In advance of the date of the selection process, members of the selection panel should decide what questions will be asked at the interview. These questions should be based on the requirements outlined in the person specification for the post. The panel should avoid asking candidates questions relating to the following, which could be deemed to be discriminatory:
- Marital status
- Occupation of partner
- Domestic arrangements
- Whether the candidate has or intends to have children
- Ethnic origin/country of origin
- Sexual orientation
- Trade union activities
- Political or religious beliefs
If a candidate volunteers this type of information, it must not form a basis for selection decisions.
What the law means to you
The success of any organisation is reliant on having the right people in the right positions. With this in mind, effective recruitment practices within a legal framework are essential.

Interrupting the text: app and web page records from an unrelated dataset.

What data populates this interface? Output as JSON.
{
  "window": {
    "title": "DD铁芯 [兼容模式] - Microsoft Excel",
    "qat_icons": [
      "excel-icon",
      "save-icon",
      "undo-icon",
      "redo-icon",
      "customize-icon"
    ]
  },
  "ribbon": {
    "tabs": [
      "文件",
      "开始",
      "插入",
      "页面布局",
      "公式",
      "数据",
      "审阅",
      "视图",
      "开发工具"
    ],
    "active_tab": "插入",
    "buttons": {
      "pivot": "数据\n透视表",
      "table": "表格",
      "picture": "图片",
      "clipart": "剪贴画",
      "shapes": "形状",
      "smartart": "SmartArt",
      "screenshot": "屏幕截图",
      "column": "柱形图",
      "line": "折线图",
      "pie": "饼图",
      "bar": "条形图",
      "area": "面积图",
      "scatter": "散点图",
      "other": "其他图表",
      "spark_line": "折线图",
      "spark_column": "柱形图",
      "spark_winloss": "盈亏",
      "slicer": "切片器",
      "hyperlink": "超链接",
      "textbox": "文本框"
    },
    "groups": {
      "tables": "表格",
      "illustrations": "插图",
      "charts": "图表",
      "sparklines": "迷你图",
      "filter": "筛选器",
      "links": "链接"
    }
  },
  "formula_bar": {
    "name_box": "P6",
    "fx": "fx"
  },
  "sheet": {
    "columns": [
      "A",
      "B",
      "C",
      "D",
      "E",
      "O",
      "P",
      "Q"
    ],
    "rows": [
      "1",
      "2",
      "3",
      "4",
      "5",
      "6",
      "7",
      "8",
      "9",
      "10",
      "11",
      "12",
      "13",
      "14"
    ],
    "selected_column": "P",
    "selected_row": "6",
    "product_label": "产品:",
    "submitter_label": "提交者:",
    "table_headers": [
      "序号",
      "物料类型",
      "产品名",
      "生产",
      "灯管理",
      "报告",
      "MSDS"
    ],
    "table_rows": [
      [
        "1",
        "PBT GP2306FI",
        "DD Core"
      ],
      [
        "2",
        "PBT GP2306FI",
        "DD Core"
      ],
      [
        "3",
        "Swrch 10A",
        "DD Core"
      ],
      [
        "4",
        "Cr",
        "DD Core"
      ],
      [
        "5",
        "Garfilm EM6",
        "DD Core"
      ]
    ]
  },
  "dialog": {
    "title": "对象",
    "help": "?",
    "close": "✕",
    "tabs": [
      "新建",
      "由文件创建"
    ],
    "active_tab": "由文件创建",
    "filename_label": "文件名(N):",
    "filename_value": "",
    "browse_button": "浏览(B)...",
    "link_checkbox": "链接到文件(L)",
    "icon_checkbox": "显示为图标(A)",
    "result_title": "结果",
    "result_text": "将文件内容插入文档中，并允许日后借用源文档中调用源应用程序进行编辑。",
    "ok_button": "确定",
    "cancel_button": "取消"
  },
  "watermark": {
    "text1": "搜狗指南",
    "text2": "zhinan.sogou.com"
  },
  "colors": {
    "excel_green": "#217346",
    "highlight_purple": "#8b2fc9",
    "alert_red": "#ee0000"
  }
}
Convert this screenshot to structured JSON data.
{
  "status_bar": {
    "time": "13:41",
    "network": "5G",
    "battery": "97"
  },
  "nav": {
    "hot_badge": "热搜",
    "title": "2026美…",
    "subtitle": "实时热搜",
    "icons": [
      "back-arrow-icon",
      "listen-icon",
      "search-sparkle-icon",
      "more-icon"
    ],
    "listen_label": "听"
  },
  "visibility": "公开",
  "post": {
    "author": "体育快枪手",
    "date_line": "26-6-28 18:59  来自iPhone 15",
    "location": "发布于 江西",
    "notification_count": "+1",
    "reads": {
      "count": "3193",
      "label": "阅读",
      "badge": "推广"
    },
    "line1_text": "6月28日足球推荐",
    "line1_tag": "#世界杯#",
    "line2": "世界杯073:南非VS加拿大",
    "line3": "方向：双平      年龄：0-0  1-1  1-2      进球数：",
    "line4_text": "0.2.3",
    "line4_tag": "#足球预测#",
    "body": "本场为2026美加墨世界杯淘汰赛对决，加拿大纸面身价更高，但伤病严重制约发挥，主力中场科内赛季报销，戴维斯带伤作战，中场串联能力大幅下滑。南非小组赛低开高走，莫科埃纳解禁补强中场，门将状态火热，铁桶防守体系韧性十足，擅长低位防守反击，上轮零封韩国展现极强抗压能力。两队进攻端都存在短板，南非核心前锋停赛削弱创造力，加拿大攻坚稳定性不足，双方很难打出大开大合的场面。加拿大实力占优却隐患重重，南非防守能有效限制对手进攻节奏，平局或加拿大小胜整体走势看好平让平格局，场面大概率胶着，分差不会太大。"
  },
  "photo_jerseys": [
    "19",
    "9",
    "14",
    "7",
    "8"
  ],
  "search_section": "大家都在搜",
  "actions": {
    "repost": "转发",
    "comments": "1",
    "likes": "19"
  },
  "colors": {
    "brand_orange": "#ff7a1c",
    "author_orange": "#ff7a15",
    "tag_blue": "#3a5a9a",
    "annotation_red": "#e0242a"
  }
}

A recent Chartered Institute of Personnel and Development (CIPD) survey estimated the average cost of filling a vacancy per employee at 3,950, rising to 4,625 if the associated costs of labour turnover were taken in to account. The same survey indicated that 85% of organisations were reporting recruitment difficulties, which included a lack of specialist skills and required experience. Hiring and retaining the right people in the present recruitment climate is therefore essential.
It is well worth investing time and energy at the recruitment stage as it is likely to take far longer to ‘manage out’ a new employee who soon demonstrates that they have not lived up to all their application form or interview suggested.
Inevitably you want to avoid being dragged in to legal action that could prove costly not only in financial terms, but to your reputation as an employer of choice. Quite simply: it is essential to understand your legal position as an employer and adhere to specific legal requirements when recruiting new employees in to your organisation.
Francesca Randle is director at Cactus Search
Tel: +44 8702 866 904